There is also couple of interviews, one with Michael O'Brien who has recently taken up a new role at Chaosium which is a showing a surprisingly Australian connection, and another with Andrew Gillespie, artist for Skum of the Stars. Yours truly has a few articles, including a review of a few of the aforementioned games, two articles on Hunter Planet (one being Hunter Planet in NZ), and co-authoring with Torquil Gault and upgrade of Ralis, a kinda-sorta fantasy Australia, for D&D 5th edition.


Nicholas Moll provides an interesting journey with Batmania, which RPGs because an option for some deep historical exploration, and some designer’s notes for the morality of Skum of the Stars. Karl Brown has a couple articles for his project, Gulliver's Trading Company, which covers the Antipodean regions and an attempt to convert the same to D&D 5th edition. Andrew Daborn as a contribution with the Laundry Files Down Under which explains how things function in the mad-house down here, along with some rather disturbing scenarios. Add to this is the designer's notes by Andy Malcolm for an upcoming RPG, The Last Remnants of Men, and of course, Andrew Moshos provides his regular movie column, this time with a review of Moonlight. Plus there is also our annual RPGaDay response, and this year it is massive, courtesy of some amazing detail by Ian Borchardt. Holy dingo balls, when asked a question this cobber can respond in depth.


Also Nicholas has provided a special offer for RPG Review readers – the core rules of Skum of the Stars for a mere $9.00. The link is the following URL:

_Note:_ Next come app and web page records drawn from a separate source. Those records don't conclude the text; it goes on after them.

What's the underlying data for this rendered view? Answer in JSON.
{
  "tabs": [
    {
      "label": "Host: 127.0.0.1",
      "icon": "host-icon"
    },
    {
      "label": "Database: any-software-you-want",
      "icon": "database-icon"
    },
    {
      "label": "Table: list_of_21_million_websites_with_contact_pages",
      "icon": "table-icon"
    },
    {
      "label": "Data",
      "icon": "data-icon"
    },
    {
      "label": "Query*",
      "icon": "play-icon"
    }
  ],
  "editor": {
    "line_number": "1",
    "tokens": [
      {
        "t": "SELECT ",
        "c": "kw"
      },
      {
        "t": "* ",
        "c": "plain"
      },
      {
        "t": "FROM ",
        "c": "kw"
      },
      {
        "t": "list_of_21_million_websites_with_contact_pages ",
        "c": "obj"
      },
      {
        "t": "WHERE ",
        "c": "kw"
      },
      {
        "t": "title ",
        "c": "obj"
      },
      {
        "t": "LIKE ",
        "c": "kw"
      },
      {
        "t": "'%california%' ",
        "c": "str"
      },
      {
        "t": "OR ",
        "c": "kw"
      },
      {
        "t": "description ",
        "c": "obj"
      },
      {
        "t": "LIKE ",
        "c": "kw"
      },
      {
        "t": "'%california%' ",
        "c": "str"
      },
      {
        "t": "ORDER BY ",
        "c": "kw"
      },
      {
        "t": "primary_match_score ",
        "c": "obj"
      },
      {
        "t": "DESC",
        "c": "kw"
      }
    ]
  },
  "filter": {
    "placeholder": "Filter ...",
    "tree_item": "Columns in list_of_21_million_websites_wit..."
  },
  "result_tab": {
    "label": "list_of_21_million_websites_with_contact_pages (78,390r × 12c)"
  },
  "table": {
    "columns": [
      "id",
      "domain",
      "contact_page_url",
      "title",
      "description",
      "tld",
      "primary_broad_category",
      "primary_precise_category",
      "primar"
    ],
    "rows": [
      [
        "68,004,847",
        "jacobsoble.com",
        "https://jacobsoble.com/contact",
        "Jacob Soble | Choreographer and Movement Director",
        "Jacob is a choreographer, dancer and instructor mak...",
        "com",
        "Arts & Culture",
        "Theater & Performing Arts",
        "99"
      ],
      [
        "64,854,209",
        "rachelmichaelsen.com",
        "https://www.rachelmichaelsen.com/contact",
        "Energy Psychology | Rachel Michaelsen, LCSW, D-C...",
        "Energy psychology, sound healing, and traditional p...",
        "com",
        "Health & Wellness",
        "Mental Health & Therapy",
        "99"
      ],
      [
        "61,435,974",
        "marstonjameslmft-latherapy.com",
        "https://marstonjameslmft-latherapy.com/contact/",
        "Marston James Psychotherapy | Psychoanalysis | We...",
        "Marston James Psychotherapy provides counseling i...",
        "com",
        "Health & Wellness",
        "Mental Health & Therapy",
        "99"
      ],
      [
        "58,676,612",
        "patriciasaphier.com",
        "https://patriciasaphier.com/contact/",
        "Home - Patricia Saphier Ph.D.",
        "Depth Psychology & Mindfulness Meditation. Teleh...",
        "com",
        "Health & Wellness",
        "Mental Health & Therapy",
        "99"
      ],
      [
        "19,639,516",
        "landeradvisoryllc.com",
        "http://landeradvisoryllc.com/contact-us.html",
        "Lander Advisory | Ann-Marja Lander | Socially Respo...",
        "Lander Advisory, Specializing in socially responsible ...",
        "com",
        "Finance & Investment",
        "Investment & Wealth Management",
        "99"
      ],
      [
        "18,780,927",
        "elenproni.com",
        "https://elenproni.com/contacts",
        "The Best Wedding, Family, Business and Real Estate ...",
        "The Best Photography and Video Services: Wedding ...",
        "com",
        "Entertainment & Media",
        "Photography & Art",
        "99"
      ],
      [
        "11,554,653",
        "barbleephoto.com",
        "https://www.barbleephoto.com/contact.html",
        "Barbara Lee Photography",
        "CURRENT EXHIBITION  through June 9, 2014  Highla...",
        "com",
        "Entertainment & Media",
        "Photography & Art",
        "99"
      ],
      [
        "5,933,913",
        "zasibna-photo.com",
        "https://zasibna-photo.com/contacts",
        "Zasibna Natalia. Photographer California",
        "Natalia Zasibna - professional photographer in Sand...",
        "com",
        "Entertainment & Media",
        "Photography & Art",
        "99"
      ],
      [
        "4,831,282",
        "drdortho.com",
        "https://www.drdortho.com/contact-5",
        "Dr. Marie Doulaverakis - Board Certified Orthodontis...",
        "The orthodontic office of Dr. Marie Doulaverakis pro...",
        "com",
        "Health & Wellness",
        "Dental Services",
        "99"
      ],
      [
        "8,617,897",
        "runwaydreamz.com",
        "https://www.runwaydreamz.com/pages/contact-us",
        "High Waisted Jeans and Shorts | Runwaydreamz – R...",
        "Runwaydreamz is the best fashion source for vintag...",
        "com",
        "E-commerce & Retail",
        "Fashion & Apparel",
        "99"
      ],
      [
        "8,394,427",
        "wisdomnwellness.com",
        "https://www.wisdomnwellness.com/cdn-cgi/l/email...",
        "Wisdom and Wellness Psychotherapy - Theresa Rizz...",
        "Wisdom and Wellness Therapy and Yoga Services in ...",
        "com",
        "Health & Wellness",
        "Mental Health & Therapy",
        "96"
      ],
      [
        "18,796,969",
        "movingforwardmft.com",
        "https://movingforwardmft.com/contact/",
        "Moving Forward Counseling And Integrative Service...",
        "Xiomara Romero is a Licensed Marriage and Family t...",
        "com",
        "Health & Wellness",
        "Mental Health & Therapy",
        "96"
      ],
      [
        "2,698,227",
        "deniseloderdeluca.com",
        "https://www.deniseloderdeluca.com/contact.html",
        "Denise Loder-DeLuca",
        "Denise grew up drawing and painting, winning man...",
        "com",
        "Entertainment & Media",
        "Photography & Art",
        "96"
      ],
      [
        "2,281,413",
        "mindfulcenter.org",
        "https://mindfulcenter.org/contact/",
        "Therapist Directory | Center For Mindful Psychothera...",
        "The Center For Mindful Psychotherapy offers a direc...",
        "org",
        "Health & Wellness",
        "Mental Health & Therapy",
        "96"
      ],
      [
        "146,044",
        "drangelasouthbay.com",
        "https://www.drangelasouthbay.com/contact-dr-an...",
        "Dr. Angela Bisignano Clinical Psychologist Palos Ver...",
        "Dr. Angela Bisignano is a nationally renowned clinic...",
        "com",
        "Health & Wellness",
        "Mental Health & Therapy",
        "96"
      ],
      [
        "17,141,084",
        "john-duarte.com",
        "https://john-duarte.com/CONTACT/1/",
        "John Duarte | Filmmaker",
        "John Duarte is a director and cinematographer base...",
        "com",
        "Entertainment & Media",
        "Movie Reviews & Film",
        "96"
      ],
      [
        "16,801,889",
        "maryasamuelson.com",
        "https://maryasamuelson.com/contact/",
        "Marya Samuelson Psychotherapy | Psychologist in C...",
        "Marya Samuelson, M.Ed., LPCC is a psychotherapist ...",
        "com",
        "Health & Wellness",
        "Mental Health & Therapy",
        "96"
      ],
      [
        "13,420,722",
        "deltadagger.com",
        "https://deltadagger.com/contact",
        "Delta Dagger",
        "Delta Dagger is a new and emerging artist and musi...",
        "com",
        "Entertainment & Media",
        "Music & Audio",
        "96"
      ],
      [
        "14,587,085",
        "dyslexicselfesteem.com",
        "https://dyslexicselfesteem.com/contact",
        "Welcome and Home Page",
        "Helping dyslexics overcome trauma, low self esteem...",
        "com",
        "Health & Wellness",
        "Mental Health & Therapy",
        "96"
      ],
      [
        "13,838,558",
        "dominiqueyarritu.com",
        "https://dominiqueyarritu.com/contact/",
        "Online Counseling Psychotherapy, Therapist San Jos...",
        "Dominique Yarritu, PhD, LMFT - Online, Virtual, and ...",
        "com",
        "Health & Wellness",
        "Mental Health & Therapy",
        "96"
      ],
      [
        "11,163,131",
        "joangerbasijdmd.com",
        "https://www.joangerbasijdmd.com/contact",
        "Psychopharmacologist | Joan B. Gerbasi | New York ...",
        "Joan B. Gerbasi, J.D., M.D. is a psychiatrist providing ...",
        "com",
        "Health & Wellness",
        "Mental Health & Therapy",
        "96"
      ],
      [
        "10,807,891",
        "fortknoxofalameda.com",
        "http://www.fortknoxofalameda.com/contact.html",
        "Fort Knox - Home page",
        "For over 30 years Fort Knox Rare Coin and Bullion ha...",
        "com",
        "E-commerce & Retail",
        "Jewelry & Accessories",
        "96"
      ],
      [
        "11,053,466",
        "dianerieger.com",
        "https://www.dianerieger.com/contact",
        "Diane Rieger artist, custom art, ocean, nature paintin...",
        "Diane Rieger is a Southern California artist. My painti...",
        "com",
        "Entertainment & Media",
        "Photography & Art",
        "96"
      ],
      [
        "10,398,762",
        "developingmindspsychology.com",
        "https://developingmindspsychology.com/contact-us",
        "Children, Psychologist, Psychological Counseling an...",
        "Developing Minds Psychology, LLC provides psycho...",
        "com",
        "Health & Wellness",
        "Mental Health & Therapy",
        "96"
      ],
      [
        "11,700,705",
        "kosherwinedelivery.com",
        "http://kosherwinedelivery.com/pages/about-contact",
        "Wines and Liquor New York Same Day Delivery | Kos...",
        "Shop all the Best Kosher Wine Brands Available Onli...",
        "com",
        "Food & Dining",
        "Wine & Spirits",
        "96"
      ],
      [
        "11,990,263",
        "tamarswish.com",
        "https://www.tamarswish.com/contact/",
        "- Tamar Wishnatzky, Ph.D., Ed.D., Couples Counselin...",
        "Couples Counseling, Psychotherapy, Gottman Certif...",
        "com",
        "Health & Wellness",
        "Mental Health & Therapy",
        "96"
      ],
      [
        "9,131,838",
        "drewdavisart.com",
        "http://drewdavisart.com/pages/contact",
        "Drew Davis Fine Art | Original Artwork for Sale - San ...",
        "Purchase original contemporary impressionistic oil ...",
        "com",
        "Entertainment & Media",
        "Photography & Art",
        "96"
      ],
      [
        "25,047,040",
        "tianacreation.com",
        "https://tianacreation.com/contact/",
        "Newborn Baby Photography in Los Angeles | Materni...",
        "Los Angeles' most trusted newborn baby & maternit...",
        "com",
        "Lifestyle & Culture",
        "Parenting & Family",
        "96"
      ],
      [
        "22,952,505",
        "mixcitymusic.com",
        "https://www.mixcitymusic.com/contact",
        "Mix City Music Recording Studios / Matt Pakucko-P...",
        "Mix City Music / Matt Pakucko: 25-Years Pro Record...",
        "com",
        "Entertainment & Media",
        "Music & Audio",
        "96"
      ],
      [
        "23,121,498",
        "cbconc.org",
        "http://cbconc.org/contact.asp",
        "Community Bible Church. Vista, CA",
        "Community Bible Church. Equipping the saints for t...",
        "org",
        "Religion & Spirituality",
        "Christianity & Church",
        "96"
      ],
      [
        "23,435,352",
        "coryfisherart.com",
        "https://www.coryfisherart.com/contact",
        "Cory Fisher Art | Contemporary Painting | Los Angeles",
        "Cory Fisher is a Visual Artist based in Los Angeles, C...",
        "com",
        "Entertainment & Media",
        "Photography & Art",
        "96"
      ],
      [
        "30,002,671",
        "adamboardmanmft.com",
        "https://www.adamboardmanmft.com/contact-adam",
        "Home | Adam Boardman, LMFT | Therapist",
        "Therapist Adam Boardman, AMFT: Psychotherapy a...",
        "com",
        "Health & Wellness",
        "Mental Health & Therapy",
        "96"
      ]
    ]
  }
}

One thing this all does make me wonder is the relative dominance of the RPG industry by the Anglophone world. Yes, RPG games do have an international market. There are various RPG games in French, German, Spanish, Swedish, Polish, Korean, Japanese, etc, plus a plethora of translations. But in reality the market is overwhelmingly dominated by the United States, the United Kingdom, and Canada. Australia and New Zealand are bit-piece actors at best, even if we do punch above our weight at times. Yet, some of those non-Anglophone countries do have a very healthy RPG communities and, by all accounts, amazing conferences. How much longer will it be before we witness an Esperanto RPG? Or even better the Ten Baidu Deities RPG?


Until those days, enjoy our Antipodean issue.




Lev Lafayette, lev@rpgreview.net

Just Released!

Papers & Paychecks